New Reactor Paves the Way for Efficiently Producing Fuel from Sunlight

by Cal Tech Media Press Release:

Sossina Haile and William Chueh next to the benchtop thermochemical reactor used to screen materials for implementation on the solar reactor.

Using a common metal most famously found in self-cleaning ovens, Sossina Haile hopes to change our energy future. The metal is cerium oxide—or ceria—and it is the centerpiece of a promising new technology developed by Haile and her colleagues that concentrates solar energy and uses it to efficiently convert carbon dioxide and water into fuels.

The researchers designed and built a two-foot-tall prototype reactor that has a quartz window and a cavity that absorbs concentrated sunlight. The concentrator works “like the magnifying glass you used as a kid” to focus the sun’s rays, says Haile.

The ETH-Caltech solar reactor for producing H2 and CO from H2O and CO2 via the two-step thermochemical cycle with ceria redox reactions.

At the heart of the reactor is a cylindrical lining of ceria. Ceria—a metal oxide that is commonly embedded in the walls of self-cleaning ovens, where it catalyzes reactions that decompose food and other stuck-on gunk—propels the solar-driven reactions. The reactor takes advantage of ceria’s ability to “exhale” oxygen from its crystalline framework at very high temperatures and then “inhale” oxygen back in at lower temperatures.

Cal Tech Media Press Release

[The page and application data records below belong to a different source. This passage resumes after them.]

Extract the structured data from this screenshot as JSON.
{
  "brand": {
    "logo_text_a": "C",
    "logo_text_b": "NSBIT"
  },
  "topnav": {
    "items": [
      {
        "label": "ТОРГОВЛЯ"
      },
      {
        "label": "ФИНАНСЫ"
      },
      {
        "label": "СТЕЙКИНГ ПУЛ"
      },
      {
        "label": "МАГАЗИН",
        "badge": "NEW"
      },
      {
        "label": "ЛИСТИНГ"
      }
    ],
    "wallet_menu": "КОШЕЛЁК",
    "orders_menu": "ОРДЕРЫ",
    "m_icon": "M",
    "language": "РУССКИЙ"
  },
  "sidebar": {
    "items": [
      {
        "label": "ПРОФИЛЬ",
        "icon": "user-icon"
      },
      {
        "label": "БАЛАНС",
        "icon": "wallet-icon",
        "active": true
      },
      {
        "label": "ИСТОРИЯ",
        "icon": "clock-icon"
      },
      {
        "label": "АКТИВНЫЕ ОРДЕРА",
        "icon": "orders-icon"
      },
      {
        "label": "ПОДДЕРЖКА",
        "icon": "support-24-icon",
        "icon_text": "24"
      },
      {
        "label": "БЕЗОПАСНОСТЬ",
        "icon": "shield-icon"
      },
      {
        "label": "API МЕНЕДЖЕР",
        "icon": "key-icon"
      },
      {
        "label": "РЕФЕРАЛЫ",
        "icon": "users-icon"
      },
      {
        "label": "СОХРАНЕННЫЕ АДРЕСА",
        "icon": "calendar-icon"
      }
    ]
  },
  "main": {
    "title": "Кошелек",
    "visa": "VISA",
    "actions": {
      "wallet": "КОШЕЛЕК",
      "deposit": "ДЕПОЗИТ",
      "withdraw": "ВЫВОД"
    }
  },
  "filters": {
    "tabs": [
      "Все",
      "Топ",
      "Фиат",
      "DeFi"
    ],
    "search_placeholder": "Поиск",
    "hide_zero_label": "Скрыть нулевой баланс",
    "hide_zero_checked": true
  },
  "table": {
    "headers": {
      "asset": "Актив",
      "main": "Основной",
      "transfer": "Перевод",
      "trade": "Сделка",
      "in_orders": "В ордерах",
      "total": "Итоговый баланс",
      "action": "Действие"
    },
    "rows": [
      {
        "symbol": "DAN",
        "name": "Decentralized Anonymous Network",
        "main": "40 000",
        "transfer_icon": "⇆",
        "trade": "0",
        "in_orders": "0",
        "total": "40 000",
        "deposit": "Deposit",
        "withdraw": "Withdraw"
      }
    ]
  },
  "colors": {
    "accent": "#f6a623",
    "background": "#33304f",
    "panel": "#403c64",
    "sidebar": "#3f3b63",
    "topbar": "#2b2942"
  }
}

o_O First, Joule Unlimited patents a genetically e.coli modified fuel source and now Cal Tech designs reactor that produces energy from a common metal.

Great week for energy!